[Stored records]
┄┄┄┄┄┄┄┄┄┄┄┄┄┄┄┄┄┄┄┄
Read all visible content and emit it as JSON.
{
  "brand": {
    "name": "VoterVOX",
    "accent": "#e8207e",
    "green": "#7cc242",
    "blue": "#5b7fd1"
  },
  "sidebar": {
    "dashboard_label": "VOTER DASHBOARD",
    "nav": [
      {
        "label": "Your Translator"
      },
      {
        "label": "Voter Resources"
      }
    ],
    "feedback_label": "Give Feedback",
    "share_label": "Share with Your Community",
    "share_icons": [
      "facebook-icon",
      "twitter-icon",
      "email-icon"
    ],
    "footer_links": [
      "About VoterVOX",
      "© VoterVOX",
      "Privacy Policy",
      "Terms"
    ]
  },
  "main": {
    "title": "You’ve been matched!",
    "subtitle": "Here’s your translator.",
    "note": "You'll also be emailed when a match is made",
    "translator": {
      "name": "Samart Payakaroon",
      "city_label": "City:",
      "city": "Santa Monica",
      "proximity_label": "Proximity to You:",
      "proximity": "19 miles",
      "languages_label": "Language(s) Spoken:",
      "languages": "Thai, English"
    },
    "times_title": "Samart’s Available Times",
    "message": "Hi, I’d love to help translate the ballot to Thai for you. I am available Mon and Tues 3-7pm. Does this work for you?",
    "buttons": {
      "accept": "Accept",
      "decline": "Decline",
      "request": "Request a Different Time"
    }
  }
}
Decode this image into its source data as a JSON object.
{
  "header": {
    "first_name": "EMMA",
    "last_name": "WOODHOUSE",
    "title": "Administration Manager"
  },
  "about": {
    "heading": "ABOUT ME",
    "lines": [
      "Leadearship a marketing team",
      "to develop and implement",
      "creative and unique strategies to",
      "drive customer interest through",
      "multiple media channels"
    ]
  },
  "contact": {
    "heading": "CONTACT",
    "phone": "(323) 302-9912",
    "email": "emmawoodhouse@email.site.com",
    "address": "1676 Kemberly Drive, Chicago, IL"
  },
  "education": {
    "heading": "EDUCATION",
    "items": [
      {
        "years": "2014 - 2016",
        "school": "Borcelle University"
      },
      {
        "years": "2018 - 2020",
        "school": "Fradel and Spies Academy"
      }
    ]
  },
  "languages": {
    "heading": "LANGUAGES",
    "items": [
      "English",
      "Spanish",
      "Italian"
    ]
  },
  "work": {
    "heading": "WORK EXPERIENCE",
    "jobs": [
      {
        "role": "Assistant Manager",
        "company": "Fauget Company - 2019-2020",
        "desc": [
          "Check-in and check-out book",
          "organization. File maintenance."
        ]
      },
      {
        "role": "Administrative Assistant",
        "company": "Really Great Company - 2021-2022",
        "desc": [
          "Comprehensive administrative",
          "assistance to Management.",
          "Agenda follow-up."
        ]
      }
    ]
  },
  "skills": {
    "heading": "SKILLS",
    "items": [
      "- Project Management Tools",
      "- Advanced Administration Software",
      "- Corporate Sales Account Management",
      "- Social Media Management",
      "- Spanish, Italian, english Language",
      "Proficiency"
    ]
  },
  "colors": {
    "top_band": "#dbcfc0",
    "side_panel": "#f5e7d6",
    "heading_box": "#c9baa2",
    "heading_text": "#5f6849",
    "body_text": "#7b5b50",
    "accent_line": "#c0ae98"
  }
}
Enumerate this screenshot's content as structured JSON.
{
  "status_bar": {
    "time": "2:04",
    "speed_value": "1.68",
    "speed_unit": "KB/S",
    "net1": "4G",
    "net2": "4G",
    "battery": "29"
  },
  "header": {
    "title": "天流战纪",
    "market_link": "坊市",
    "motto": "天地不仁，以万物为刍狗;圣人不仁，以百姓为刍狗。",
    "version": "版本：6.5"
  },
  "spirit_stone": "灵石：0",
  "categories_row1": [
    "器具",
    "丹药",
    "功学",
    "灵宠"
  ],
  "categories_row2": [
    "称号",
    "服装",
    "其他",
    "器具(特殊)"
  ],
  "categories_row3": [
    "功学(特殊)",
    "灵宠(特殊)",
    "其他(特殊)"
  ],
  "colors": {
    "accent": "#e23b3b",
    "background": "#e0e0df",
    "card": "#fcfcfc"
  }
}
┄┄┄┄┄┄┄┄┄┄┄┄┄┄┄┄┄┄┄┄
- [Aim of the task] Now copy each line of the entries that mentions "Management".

- [Your solution]
          "assistance to Management.",
      "- Project Management Tools",
      "- Corporate Sales Account Management",
      "- Social Media Management",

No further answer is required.